- _Task item_
Start to finish, print the data below exactly, without the images.

Source data
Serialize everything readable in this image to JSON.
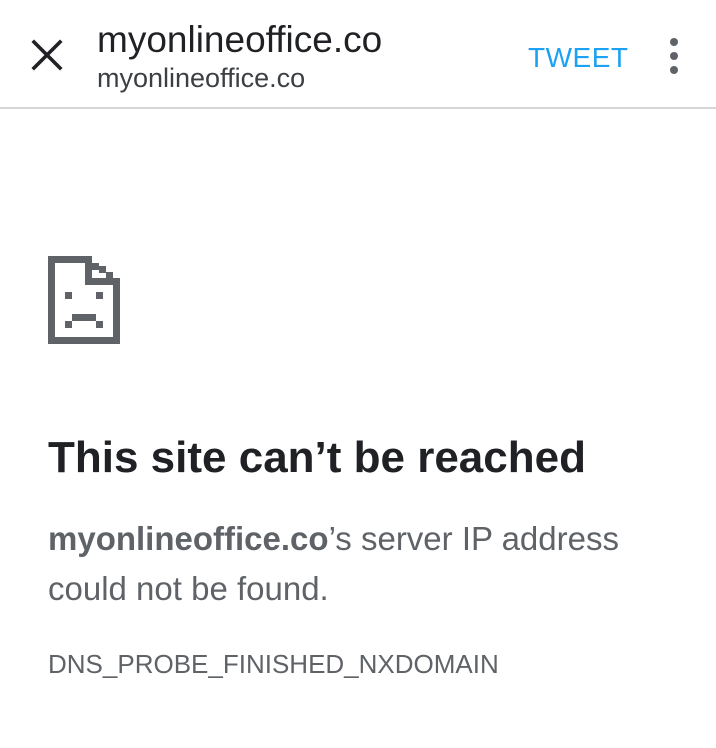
{
  "toolbar": {
    "title": "myonlineoffice.co",
    "url": "myonlineoffice.co",
    "tweet_label": "TWEET",
    "close_icon": "close-icon",
    "menu_icon": "more-vert-icon",
    "accent_color": "#1da1f2"
  },
  "error": {
    "icon": "sad-page-icon",
    "heading": "This site can’t be reached",
    "host": "myonlineoffice.co",
    "message_rest": "’s server IP address could not be found.",
    "code": "DNS_PROBE_FINISHED_NXDOMAIN"
  }
}
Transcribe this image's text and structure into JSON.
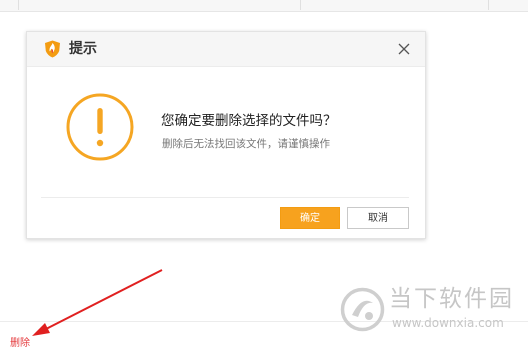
{
  "dialog": {
    "title": "提示",
    "question": "您确定要删除选择的文件吗？",
    "note": "删除后无法找回该文件，请谨慎操作",
    "confirm_label": "确定",
    "cancel_label": "取消",
    "icons": {
      "title": "shield-logo-icon",
      "close": "close-icon",
      "warning": "exclamation-warning-icon"
    }
  },
  "page": {
    "delete_link_label": "删除"
  },
  "watermark": {
    "brand": "当下软件园",
    "url": "www.downxia.com"
  },
  "colors": {
    "accent": "#f7a21e",
    "warning_ring": "#f5a623",
    "delete_link": "#e4393c",
    "annotation_arrow": "#e02020"
  }
}
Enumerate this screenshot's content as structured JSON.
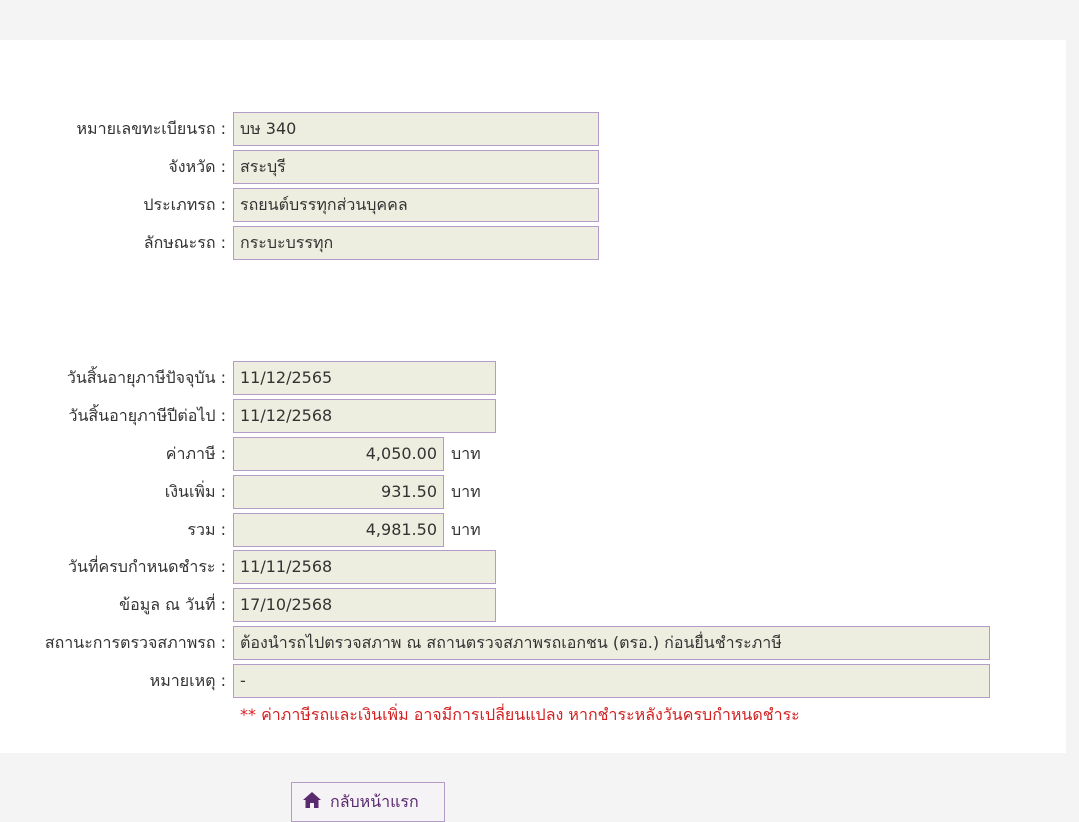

- _Written solution_
Serialize everything readable in this image to JSON.
{
  "toolbar": {
    "title": "myonlineoffice.co",
    "url": "myonlineoffice.co",
    "tweet_label": "TWEET",
    "close_icon": "close-icon",
    "menu_icon": "more-vert-icon",
    "accent_color": "#1da1f2"
  },
  "error": {
    "icon": "sad-page-icon",
    "heading": "This site can’t be reached",
    "host": "myonlineoffice.co",
    "message_rest": "’s server IP address could not be found.",
    "code": "DNS_PROBE_FINISHED_NXDOMAIN"
  }
}
Transcribe this image's text and structure into JSON.
{
  "dialog": {
    "title": "提示",
    "question": "您确定要删除选择的文件吗？",
    "note": "删除后无法找回该文件，请谨慎操作",
    "confirm_label": "确定",
    "cancel_label": "取消",
    "icons": {
      "title": "shield-logo-icon",
      "close": "close-icon",
      "warning": "exclamation-warning-icon"
    }
  },
  "page": {
    "delete_link_label": "删除"
  },
  "watermark": {
    "brand": "当下软件园",
    "url": "www.downxia.com"
  },
  "colors": {
    "accent": "#f7a21e",
    "warning_ring": "#f5a623",
    "delete_link": "#e4393c",
    "annotation_arrow": "#e02020"
  }
}
Enumerate this screenshot's content as structured JSON.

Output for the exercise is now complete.